Action item | Comb the records below for the string "this" and copy each line where it turns up.
»»
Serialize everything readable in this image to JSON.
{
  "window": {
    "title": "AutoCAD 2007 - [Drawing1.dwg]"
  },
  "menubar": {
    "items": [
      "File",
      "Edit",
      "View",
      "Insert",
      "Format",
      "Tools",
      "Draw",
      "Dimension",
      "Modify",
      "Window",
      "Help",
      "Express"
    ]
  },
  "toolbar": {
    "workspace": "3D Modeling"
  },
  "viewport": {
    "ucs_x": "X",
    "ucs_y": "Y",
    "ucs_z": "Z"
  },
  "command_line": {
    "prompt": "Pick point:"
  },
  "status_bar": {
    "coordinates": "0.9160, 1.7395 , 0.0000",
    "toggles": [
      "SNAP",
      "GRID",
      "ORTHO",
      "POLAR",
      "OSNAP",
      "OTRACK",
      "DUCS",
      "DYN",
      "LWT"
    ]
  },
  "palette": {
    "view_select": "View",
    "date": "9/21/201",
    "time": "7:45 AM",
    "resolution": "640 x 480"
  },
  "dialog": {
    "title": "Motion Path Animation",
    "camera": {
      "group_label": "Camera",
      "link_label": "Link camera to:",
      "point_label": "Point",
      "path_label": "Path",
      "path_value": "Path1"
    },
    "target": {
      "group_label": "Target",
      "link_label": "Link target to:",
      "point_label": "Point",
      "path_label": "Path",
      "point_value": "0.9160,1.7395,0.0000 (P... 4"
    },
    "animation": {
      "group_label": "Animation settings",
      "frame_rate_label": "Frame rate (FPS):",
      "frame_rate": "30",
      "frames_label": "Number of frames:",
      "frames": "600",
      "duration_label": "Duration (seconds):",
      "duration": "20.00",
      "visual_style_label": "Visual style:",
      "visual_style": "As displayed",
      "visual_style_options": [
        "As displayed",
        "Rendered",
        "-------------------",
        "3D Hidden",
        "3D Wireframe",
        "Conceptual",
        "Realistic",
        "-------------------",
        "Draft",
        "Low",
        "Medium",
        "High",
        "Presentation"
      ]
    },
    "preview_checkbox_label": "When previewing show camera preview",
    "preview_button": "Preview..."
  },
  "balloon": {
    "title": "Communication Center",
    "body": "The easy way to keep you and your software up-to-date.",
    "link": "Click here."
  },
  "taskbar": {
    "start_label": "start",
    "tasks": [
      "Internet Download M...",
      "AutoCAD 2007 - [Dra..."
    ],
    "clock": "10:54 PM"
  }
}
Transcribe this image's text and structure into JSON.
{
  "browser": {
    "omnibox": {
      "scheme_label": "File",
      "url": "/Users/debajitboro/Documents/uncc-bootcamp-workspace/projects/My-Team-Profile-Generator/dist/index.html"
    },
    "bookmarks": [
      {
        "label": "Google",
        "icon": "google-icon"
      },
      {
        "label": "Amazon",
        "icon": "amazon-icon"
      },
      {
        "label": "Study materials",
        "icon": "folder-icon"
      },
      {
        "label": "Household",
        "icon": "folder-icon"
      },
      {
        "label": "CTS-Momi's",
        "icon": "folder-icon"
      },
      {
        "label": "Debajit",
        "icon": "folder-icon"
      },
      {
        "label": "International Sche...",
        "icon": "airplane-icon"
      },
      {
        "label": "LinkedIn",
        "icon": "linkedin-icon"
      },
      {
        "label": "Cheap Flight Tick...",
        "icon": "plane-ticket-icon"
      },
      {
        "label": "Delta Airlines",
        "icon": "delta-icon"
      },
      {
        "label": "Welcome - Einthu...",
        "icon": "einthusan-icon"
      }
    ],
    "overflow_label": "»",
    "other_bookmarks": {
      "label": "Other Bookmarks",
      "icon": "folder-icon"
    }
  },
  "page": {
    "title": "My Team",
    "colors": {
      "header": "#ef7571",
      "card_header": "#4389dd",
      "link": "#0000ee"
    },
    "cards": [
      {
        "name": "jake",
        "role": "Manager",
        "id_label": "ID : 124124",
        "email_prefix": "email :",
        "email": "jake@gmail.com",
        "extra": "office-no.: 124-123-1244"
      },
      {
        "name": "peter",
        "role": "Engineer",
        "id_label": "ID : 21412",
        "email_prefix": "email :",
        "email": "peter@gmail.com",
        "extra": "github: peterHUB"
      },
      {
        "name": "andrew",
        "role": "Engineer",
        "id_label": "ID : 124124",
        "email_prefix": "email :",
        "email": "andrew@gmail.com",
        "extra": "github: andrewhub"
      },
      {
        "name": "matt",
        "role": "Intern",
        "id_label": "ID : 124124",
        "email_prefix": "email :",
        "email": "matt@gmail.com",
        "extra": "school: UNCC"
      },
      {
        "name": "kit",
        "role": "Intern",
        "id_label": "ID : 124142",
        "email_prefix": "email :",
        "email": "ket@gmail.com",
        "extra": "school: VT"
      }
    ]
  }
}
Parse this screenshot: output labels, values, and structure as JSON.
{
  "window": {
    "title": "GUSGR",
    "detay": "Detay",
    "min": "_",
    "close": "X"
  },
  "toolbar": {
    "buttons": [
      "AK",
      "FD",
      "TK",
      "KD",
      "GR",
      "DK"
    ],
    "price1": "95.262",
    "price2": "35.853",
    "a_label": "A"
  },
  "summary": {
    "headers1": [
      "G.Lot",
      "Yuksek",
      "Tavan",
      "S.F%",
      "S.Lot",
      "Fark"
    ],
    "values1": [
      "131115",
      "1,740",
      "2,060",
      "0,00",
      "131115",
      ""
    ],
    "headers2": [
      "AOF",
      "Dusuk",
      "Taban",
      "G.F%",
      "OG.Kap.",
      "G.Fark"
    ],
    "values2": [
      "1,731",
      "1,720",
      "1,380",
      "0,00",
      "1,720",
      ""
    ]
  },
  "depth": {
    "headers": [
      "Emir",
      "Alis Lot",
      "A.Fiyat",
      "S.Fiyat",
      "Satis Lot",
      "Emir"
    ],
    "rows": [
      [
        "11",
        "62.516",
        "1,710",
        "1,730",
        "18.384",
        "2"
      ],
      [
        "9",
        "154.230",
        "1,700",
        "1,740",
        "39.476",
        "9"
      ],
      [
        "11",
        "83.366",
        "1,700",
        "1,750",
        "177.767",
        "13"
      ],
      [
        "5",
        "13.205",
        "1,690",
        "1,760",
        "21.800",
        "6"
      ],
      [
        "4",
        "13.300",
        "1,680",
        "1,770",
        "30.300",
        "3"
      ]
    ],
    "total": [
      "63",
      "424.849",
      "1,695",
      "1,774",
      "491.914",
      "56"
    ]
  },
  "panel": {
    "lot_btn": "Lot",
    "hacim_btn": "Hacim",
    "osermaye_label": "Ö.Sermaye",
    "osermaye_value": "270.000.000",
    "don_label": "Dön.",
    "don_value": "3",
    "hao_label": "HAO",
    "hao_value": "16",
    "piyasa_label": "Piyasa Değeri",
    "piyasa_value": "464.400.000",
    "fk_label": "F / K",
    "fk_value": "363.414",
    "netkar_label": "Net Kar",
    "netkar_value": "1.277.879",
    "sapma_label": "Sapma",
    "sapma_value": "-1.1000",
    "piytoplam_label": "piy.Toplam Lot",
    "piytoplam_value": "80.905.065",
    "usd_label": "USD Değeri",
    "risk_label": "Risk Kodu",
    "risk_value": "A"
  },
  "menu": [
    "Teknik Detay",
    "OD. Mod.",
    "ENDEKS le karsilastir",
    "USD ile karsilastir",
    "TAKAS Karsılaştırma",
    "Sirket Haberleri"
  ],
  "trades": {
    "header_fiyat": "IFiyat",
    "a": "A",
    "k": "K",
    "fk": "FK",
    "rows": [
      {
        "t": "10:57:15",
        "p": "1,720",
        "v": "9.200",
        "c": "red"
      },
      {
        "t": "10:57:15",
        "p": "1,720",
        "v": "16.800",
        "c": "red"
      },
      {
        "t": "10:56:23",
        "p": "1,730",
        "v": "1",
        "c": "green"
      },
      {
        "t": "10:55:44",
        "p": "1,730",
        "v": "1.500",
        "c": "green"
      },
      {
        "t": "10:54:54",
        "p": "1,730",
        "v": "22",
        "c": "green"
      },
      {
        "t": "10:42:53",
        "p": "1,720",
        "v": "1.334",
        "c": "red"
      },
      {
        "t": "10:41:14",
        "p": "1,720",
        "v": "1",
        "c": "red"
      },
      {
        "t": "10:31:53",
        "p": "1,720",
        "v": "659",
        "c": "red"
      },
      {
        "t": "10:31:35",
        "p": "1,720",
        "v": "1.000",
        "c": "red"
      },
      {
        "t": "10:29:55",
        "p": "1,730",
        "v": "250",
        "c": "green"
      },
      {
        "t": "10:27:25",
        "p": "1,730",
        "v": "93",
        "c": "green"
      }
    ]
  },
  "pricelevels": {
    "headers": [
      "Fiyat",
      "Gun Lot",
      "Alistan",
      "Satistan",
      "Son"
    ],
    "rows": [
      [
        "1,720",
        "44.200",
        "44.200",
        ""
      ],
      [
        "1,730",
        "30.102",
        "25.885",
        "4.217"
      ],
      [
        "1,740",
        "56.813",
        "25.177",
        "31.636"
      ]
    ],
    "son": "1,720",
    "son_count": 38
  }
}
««
Task response |
Serialize everything readable in this image to JSON.
Transcribe this image's text and structure into JSON.
Parse this screenshot: output labels, values, and structure as JSON.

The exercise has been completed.